- Argentina controls the oil trade. Exports are allowed only when the international price is below $77; imports are banned. When world prices were high, Argentine producers hated this. But now that world prices are low they love it: Argentine crude oil producers currently sell domestic crude similar to WTI for $85 per barrel at a time when their American counterparts are lucky to receive $42. As an added sweetener, whenever prices are below $81 ($66 for some fields) the government will hand them a $3 per barrel direct subsidy.
- Argentina controls retail gasoline prices. In October 2015, Argentine gasoline prices averaged $4.96 per gallon. The pre-tax price averaged $3.00. (Calculated from data on page 79.) Argentine refineries paid an average of $77 per barrel. Well, the last time that crude cost $77 in the United States was November 2014, at which point American gasoline prices averaged … wait for it … $3.00 per gallon. In other words, the petroleum industry ain’t hurting.
- Natural gas producers now get $7.50 per MMBTU for production from new sources. This at a time when the landed price of liquefied natural gas in Argentina is $6.77! Not too shabby. While we’re at it, Scioli, the left-winger in the race, has promised to raise the domestic price for new natural gas production to $12.50.
In short, the left-wingers in the Casa Rosada are in the midst of engineering a massive wealth transfer from Argentine consumers to hydrocarbon producers. ¡Viva Kirchnerismo!
So where is the populism in modern-day energy Peronismo? Electricity. Electricity prices have been controlled since the 2002 crisis. The government authorized a 72% rise in 2013, but that still left average retail prices around 1¢ (U.S.) per kilowatt-hour. At those prices, the only way to keep the lights on has been to pump public money into electricity generators and distributors. (See below; the 2015 figures are my estimates from Argentine nominal GDP data provided by a private consultancy combined with data on electricity subsidies for the first six months of the year.) They have been more successful than Venezuela’s monumental incompetents, but there have been growing brownouts and the utilities are facing bankruptcy despite the subsidies.

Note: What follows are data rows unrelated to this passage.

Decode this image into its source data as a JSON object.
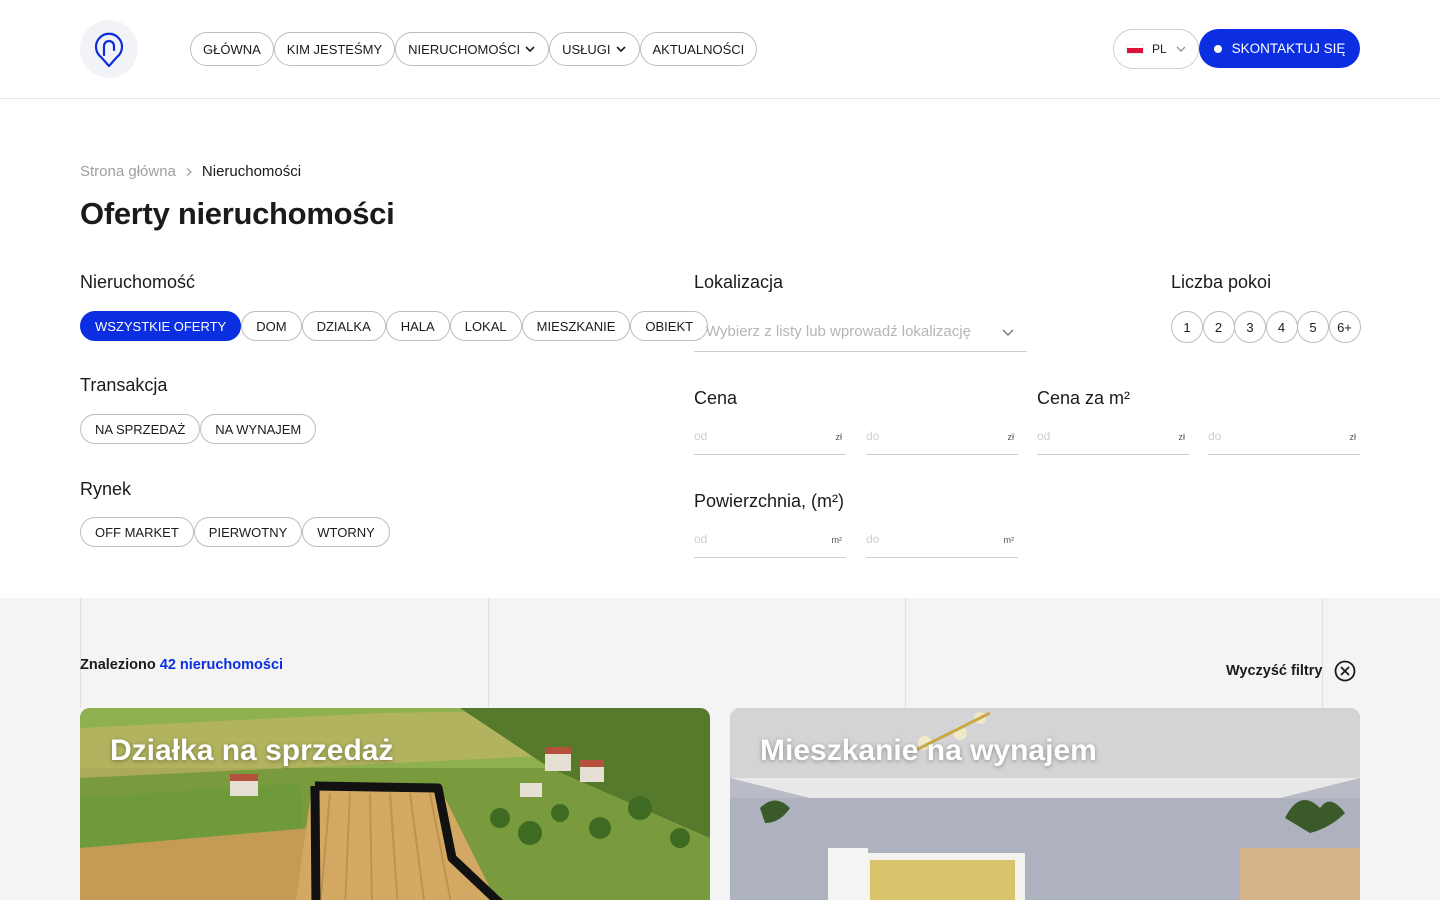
{
  "header": {
    "nav": [
      {
        "label": "GŁÓWNA",
        "has_dropdown": false
      },
      {
        "label": "KIM JESTEŚMY",
        "has_dropdown": false
      },
      {
        "label": "NIERUCHOMOŚCI",
        "has_dropdown": true
      },
      {
        "label": "USŁUGI",
        "has_dropdown": true
      },
      {
        "label": "AKTUALNOŚCI",
        "has_dropdown": false
      }
    ],
    "language": "PL",
    "cta_label": "SKONTAKTUJ SIĘ"
  },
  "breadcrumb": {
    "home": "Strona główna",
    "current": "Nieruchomości"
  },
  "page_title": "Oferty nieruchomości",
  "filters": {
    "property": {
      "label": "Nieruchomość",
      "options": [
        "WSZYSTKIE OFERTY",
        "DOM",
        "DZIALKA",
        "HALA",
        "LOKAL",
        "MIESZKANIE",
        "OBIEKT"
      ],
      "selected": "WSZYSTKIE OFERTY"
    },
    "transaction": {
      "label": "Transakcja",
      "options": [
        "NA SPRZEDAŻ",
        "NA WYNAJEM"
      ]
    },
    "market": {
      "label": "Rynek",
      "options": [
        "OFF MARKET",
        "PIERWOTNY",
        "WTORNY"
      ]
    },
    "location": {
      "label": "Lokalizacja",
      "placeholder": "Wybierz z listy lub wprowadź lokalizację"
    },
    "rooms": {
      "label": "Liczba pokoi",
      "options": [
        "1",
        "2",
        "3",
        "4",
        "5",
        "6+"
      ]
    },
    "price": {
      "label": "Cena",
      "from": "od",
      "to": "do",
      "unit": "zł"
    },
    "price_per_m2": {
      "label": "Cena za m²",
      "from": "od",
      "to": "do",
      "unit": "zł"
    },
    "area": {
      "label": "Powierzchnia, (m²)",
      "from": "od",
      "to": "do",
      "unit": "m²"
    }
  },
  "results": {
    "found_prefix": "Znaleziono",
    "found_count": "42 nieruchomości",
    "clear_label": "Wyczyść filtry",
    "cards": [
      {
        "title": "Działka na sprzedaż"
      },
      {
        "title": "Mieszkanie na wynajem"
      }
    ]
  },
  "colors": {
    "accent": "#0a2ee0",
    "text": "#1b1b1b",
    "muted": "#a0a0a0",
    "band_bg": "#f4f4f4"
  }
}
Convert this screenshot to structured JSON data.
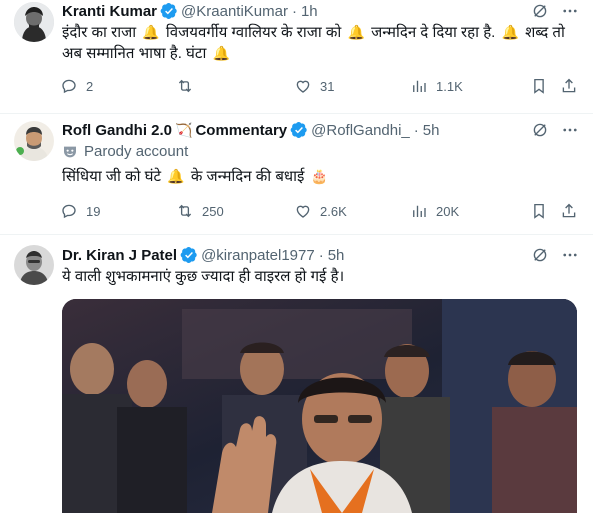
{
  "tweets": [
    {
      "name": "Kranti Kumar",
      "handle": "@KraantiKumar",
      "time": "1h",
      "text_parts": [
        "इंदौर का राजा",
        "विजयवर्गीय ग्वालियर के राजा को",
        "जन्मदिन दे दिया रहा है.",
        "शब्द तो",
        "अब सम्मानित भाषा है. घंटा"
      ],
      "bell": "🔔",
      "replies": "2",
      "reposts": "",
      "likes": "31",
      "views": "1.1K"
    },
    {
      "name": "Rofl Gandhi 2.0",
      "name_emoji": "🏹",
      "name_suffix": "Commentary",
      "handle": "@RoflGandhi_",
      "time": "5h",
      "parody_label": "Parody account",
      "text_parts": [
        "सिंधिया जी को घंटे",
        "के जन्मदिन की बधाई"
      ],
      "bell": "🔔",
      "cake": "🎂",
      "replies": "19",
      "reposts": "250",
      "likes": "2.6K",
      "views": "20K"
    },
    {
      "name": "Dr. Kiran J Patel",
      "handle": "@kiranpatel1977",
      "time": "5h",
      "text": "ये वाली शुभकामनाएं कुछ ज्यादा ही वाइरल हो गई है।"
    }
  ],
  "separator": "·",
  "colors": {
    "verified": "#1d9bf0",
    "muted": "#536471",
    "text": "#0f1419"
  },
  "icons": [
    "verified-icon",
    "grok-icon",
    "more-icon",
    "reply-icon",
    "repost-icon",
    "like-icon",
    "views-icon",
    "bookmark-icon",
    "share-icon",
    "parody-icon"
  ]
}
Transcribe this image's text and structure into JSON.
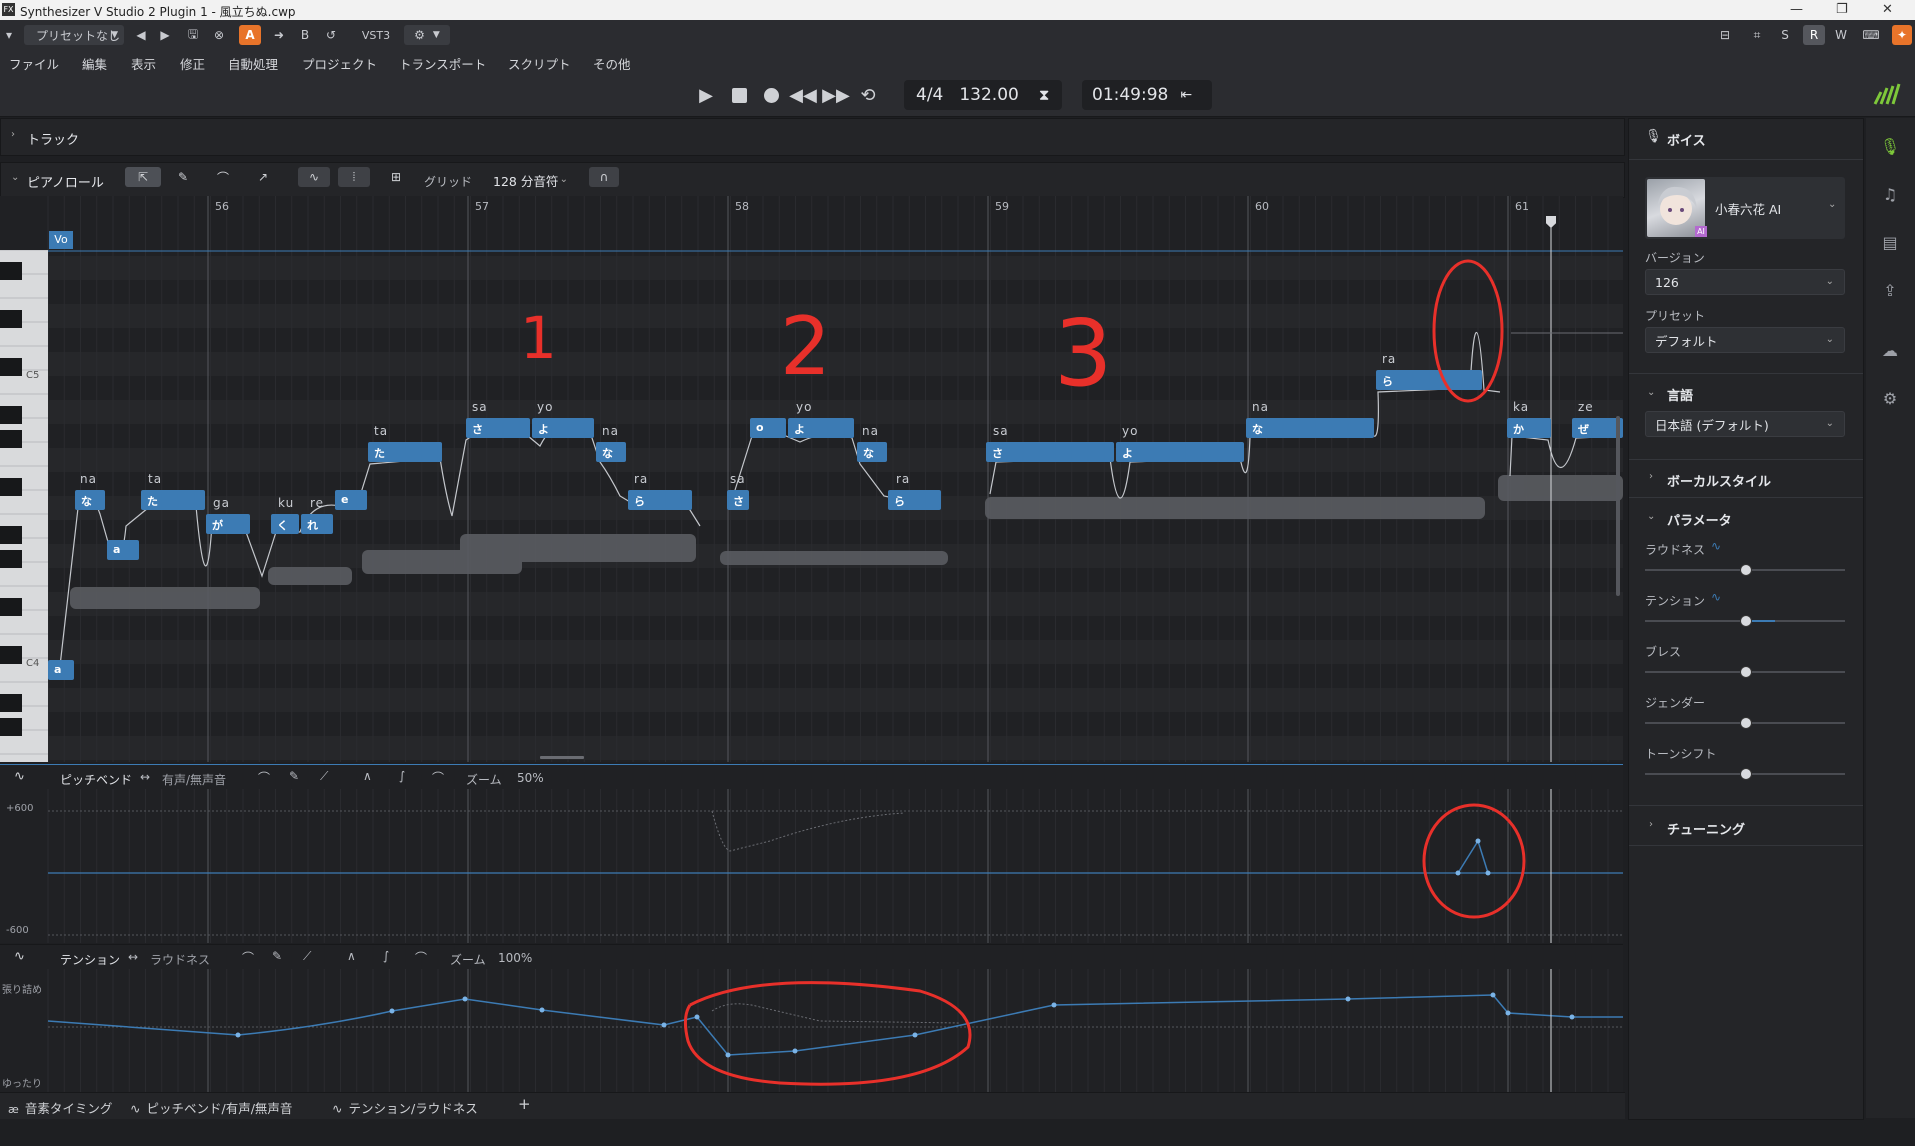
{
  "window": {
    "title": "Synthesizer V Studio 2 Plugin 1 - 風立ちぬ.cwp"
  },
  "toolbar": {
    "preset_label": "プリセットなし",
    "a_label": "A",
    "b_label": "B",
    "vst_label": "VST3",
    "right_letters": [
      "S",
      "R",
      "W"
    ]
  },
  "menu": [
    "ファイル",
    "編集",
    "表示",
    "修正",
    "自動処理",
    "プロジェクト",
    "トランスポート",
    "スクリプト",
    "その他"
  ],
  "transport": {
    "time_signature": "4/4",
    "tempo": "132.00",
    "time": "01:49:98"
  },
  "track_panel": {
    "label": "トラック"
  },
  "piano_roll": {
    "label": "ピアノロール",
    "grid_label": "グリッド",
    "grid_value": "128 分音符",
    "bars": [
      "56",
      "57",
      "58",
      "59",
      "60",
      "61"
    ],
    "track_badge": "Vo",
    "key_labels": [
      "C5",
      "C4"
    ],
    "notes": [
      {
        "phoneme": "na",
        "char": "な"
      },
      {
        "phoneme": "",
        "char": "a"
      },
      {
        "phoneme": "ta",
        "char": "た"
      },
      {
        "phoneme": "ga",
        "char": "が"
      },
      {
        "phoneme": "ku",
        "char": "く"
      },
      {
        "phoneme": "re",
        "char": "れ"
      },
      {
        "phoneme": "",
        "char": "e"
      },
      {
        "phoneme": "ta",
        "char": "た"
      },
      {
        "phoneme": "sa",
        "char": "さ"
      },
      {
        "phoneme": "yo",
        "char": "よ"
      },
      {
        "phoneme": "na",
        "char": "な"
      },
      {
        "phoneme": "ra",
        "char": "ら"
      },
      {
        "phoneme": "sa",
        "char": "さ"
      },
      {
        "phoneme": "",
        "char": "o"
      },
      {
        "phoneme": "yo",
        "char": "よ"
      },
      {
        "phoneme": "na",
        "char": "な"
      },
      {
        "phoneme": "ra",
        "char": "ら"
      },
      {
        "phoneme": "sa",
        "char": "さ"
      },
      {
        "phoneme": "yo",
        "char": "よ"
      },
      {
        "phoneme": "na",
        "char": "な"
      },
      {
        "phoneme": "ra",
        "char": "ら"
      },
      {
        "phoneme": "ka",
        "char": "か"
      },
      {
        "phoneme": "ze",
        "char": "ぜ"
      },
      {
        "phoneme": "",
        "char": "a"
      }
    ],
    "annotations": [
      "1",
      "2",
      "3"
    ]
  },
  "pitch_panel": {
    "title": "ピッチベンド",
    "alt": "有声/無声音",
    "zoom_label": "ズーム",
    "zoom_value": "50%",
    "top_value": "+600",
    "bottom_value": "-600"
  },
  "tension_panel": {
    "title": "テンション",
    "alt": "ラウドネス",
    "zoom_label": "ズーム",
    "zoom_value": "100%",
    "top_label": "張り詰め",
    "bottom_label": "ゆったり"
  },
  "bottom_tabs": [
    "音素タイミング",
    "ピッチベンド/有声/無声音",
    "テンション/ラウドネス",
    "+"
  ],
  "voice_panel": {
    "title": "ボイス",
    "singer": "小春六花 AI",
    "avatar_badge": "AI",
    "version_label": "バージョン",
    "version_value": "126",
    "preset_label": "プリセット",
    "preset_value": "デフォルト",
    "language_header": "言語",
    "language_value": "日本語 (デフォルト)",
    "vocal_style_header": "ボーカルスタイル",
    "parameters_header": "パラメータ",
    "parameters": [
      {
        "label": "ラウドネス",
        "value": 0.5
      },
      {
        "label": "テンション",
        "value": 0.5
      },
      {
        "label": "ブレス",
        "value": 0.5
      },
      {
        "label": "ジェンダー",
        "value": 0.5
      },
      {
        "label": "トーンシフト",
        "value": 0.5
      }
    ],
    "tuning_header": "チューニング"
  },
  "colors": {
    "accent": "#3c7bb4",
    "orange": "#e8742a",
    "annotation": "#e8302a",
    "green_icon": "#7ec83a"
  }
}
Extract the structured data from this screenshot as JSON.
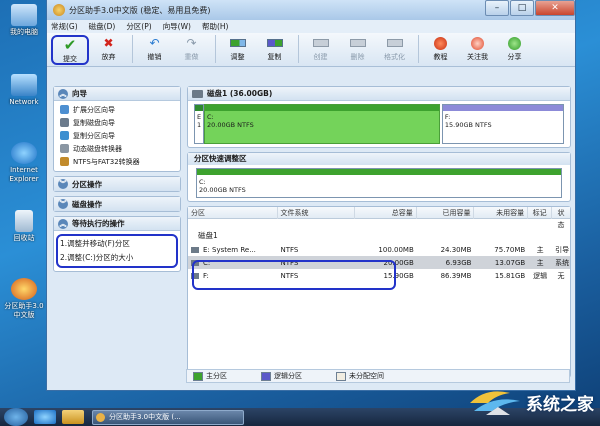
{
  "desktop": {
    "icons": [
      {
        "name": "my-computer",
        "label": "我的电脑"
      },
      {
        "name": "network",
        "label": "Network"
      },
      {
        "name": "ie",
        "label": "Internet Explorer"
      },
      {
        "name": "recycle-bin",
        "label": "回收站"
      },
      {
        "name": "partition-assistant",
        "label": "分区助手3.0中文版"
      }
    ]
  },
  "window": {
    "title": "分区助手3.0中文版 (稳定、易用且免费)",
    "min": "–",
    "max": "□",
    "close": "✕"
  },
  "menu": {
    "items": [
      "常规(G)",
      "磁盘(D)",
      "分区(P)",
      "向导(W)",
      "帮助(H)"
    ]
  },
  "toolbar": {
    "commit": "提交",
    "discard": "放弃",
    "undo": "撤销",
    "redo": "重做",
    "adjust": "调整",
    "copy": "复制",
    "create": "创建",
    "delete": "删除",
    "format": "格式化",
    "tutorial": "教程",
    "follow": "关注我",
    "share": "分享"
  },
  "left": {
    "wizard": {
      "title": "向导",
      "items": [
        "扩展分区向导",
        "复制磁盘向导",
        "复制分区向导",
        "动态磁盘转换器",
        "NTFS与FAT32转换器"
      ]
    },
    "partition_ops": "分区操作",
    "disk_ops": "磁盘操作",
    "pending": {
      "title": "等待执行的操作",
      "items": [
        "1.调整并移动(F)分区",
        "2.调整(C:)分区的大小"
      ]
    }
  },
  "disk": {
    "title": "磁盘1 (36.00GB)",
    "segments": {
      "sys_letter": "E",
      "sys_num": "1",
      "c_label": "C:",
      "c_info": "20.00GB NTFS",
      "f_label": "F:",
      "f_info": "15.90GB NTFS"
    }
  },
  "resize": {
    "title": "分区快速调整区",
    "label": "C:",
    "info": "20.00GB NTFS"
  },
  "table": {
    "headers": [
      "分区",
      "文件系统",
      "总容量",
      "已用容量",
      "未用容量",
      "标记",
      "状态"
    ],
    "disk_label": "磁盘1",
    "rows": [
      {
        "name": "E: System Re...",
        "fs": "NTFS",
        "total": "100.00MB",
        "used": "24.30MB",
        "free": "75.70MB",
        "flag": "主",
        "status": "引导"
      },
      {
        "name": "C:",
        "fs": "NTFS",
        "total": "20.00GB",
        "used": "6.93GB",
        "free": "13.07GB",
        "flag": "主",
        "status": "系统"
      },
      {
        "name": "F:",
        "fs": "NTFS",
        "total": "15.90GB",
        "used": "86.39MB",
        "free": "15.81GB",
        "flag": "逻辑",
        "status": "无"
      }
    ]
  },
  "legend": {
    "primary": "主分区",
    "logical": "逻辑分区",
    "unallocated": "未分配空间",
    "colors": {
      "primary": "#3da22e",
      "logical": "#5b58c9",
      "unallocated": "#f1ede2"
    }
  },
  "taskbar": {
    "app_button": "分区助手3.0中文版 (..."
  },
  "watermark": {
    "text": "系统之家"
  }
}
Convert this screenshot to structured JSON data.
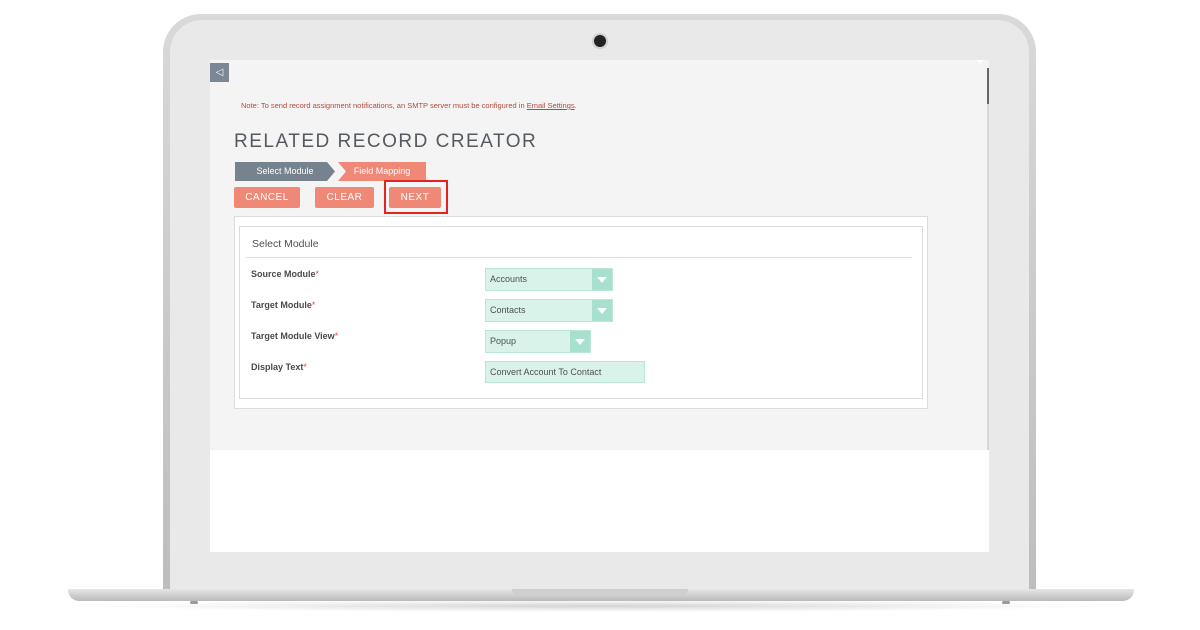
{
  "note": {
    "text": "Note: To send record assignment notifications, an SMTP server must be configured in ",
    "link": "Email Settings",
    "suffix": "."
  },
  "page": {
    "title": "RELATED RECORD CREATOR"
  },
  "wizard": {
    "steps": [
      {
        "label": "Select Module"
      },
      {
        "label": "Field Mapping"
      }
    ]
  },
  "actions": {
    "cancel": "CANCEL",
    "clear": "CLEAR",
    "next": "NEXT"
  },
  "panel": {
    "title": "Select Module",
    "fields": [
      {
        "label": "Source Module",
        "required": "*",
        "value": "Accounts"
      },
      {
        "label": "Target Module",
        "required": "*",
        "value": "Contacts"
      },
      {
        "label": "Target Module View",
        "required": "*",
        "value": "Popup"
      },
      {
        "label": "Display Text",
        "required": "*",
        "value": "Convert Account To Contact"
      }
    ]
  },
  "icons": {
    "back": "back-arrow-icon",
    "dropdown": "chevron-down-icon"
  },
  "colors": {
    "accent": "#f08877",
    "step_inactive": "#76828e",
    "field_bg": "#d9f3eb",
    "highlight": "#e32222"
  }
}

There are subsidies and they are not unaffordable … but like most electricity subsidy schemes, they benefit the middle class and the rich rather more than the poor.
Scioli would keep the hydrocarbon subsidy schemes in place. That would be awesome for oil companies. He would also likely keep the electricity subsidies in place for as long as the country can afford it. Which could be a long time, if he gets public spending in order elsewhere. It isn’t how I would spend the national fisc — and it begs the question of how you limit consumption in the absence of price signals — but it won’t arrive at Bolivarian levels of crazy for a few years yet.
Macri would scrap the upstream subsidies. His chief energy adviser is Juan José Aranguren, the head of Shell Argentina, and Macri has said that he intends to appoint Aranguren to a cabinet-level post if he is elected. Aranguren is long-standing critic of the Fernández administration’s energy policies. I’ve met the man — he has a refreshingly German level of bluntness about him — and I have little doubt that he will unwind the web of controls and subsidies.
Argentina being Argentina, this is one of the few cases around the world where an openly right-wing policy immediately redistribute billions of dollars downward. ¡Viva Aranguren!
Electricity policy under Macri is less clear. His political party, the Republican Proposal, has an in-house think tank called Fundación Pensar, and Fundación Pensar’s energy policy head, Sebastián Scheimberg, has publicly stated that electricity subsidies need to be removed. But that would hurt a lot of people very quickly, including a lot of poorer people. (Saying that the subsidies benefit the middle class and rich more is far from saying that they don’t also help the poor. They do. A lot.) And Macri got burned from a price hike during his time as mayor of Buenos Aires. Since punting and waiting for another opportunity to score is an option, then I think that is exactly what he will do. He might surprise with a social tariff, but I do not think it will be a priority.
Happy election watching tomorrow!